▸ ACTION ITEM
Scan the listing for the word "Dron", and copy out each line where it is found.

▸ INFORMATION GIVEN
• • • •
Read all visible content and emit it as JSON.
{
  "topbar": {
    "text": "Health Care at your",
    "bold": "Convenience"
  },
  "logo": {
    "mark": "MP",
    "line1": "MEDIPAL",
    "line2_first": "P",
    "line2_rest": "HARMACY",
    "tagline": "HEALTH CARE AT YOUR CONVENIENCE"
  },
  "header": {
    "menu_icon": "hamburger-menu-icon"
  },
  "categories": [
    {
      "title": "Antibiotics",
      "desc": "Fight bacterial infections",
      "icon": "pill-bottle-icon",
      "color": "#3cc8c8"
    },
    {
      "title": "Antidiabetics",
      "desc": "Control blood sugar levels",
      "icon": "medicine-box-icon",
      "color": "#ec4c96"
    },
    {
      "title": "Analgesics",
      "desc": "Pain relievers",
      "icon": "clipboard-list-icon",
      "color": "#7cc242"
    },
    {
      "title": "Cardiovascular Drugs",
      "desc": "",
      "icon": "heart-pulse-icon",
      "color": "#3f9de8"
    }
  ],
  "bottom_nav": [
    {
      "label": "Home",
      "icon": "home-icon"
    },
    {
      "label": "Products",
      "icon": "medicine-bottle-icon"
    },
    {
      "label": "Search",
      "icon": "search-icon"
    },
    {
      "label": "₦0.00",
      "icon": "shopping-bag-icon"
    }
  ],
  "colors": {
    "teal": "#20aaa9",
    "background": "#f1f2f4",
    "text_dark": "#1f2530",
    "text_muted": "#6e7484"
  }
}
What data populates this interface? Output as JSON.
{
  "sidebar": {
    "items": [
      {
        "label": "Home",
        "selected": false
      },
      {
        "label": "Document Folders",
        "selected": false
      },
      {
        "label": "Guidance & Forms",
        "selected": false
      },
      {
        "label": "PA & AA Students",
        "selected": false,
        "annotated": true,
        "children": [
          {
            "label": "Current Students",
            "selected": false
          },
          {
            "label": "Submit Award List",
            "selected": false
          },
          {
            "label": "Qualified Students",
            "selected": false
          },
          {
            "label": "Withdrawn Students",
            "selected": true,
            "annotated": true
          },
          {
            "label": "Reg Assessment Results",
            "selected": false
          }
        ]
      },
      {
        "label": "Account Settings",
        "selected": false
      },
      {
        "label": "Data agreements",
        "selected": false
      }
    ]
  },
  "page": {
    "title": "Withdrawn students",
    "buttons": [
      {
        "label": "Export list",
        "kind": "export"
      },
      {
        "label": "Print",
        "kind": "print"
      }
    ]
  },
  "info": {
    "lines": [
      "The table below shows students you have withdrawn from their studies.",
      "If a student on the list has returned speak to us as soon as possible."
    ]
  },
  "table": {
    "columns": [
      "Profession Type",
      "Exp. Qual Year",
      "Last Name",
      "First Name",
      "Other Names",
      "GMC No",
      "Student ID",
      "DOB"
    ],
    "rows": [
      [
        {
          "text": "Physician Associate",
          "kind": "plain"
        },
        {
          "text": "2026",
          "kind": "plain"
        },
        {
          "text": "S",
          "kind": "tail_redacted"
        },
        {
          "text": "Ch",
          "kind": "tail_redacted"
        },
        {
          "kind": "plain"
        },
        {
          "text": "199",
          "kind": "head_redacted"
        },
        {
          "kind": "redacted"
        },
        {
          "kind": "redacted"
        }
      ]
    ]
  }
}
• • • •
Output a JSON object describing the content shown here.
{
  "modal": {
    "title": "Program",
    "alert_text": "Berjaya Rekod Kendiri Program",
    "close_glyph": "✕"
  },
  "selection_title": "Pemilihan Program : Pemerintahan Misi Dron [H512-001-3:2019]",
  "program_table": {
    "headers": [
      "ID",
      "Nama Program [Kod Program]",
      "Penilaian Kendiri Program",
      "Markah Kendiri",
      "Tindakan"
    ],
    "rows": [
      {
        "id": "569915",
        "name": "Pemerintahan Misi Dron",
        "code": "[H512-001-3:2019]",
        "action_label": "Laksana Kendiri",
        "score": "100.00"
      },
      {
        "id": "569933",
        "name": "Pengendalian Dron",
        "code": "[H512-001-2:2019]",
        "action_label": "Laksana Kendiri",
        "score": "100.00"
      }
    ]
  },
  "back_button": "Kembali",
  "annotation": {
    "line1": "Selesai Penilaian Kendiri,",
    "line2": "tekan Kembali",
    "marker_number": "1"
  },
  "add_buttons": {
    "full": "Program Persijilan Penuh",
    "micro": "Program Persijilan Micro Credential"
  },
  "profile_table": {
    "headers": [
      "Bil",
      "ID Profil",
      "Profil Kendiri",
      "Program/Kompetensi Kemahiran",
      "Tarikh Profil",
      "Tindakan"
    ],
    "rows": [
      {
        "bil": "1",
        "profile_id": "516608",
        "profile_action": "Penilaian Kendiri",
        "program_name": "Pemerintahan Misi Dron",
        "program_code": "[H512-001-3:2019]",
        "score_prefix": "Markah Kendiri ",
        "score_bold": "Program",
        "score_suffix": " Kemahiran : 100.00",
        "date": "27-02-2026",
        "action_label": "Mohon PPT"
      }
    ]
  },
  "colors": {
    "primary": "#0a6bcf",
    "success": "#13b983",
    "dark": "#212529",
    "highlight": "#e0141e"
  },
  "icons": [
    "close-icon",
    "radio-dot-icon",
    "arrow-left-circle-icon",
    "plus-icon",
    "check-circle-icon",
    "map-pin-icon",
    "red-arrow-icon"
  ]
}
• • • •
▸ OUTPUT
  "selection_title": "Pemilihan Program : Pemerintahan Misi Dron [H512-001-3:2019]",
        "name": "Pemerintahan Misi Dron",
        "name": "Pengendalian Dron",
        "program_name": "Pemerintahan Misi Dron",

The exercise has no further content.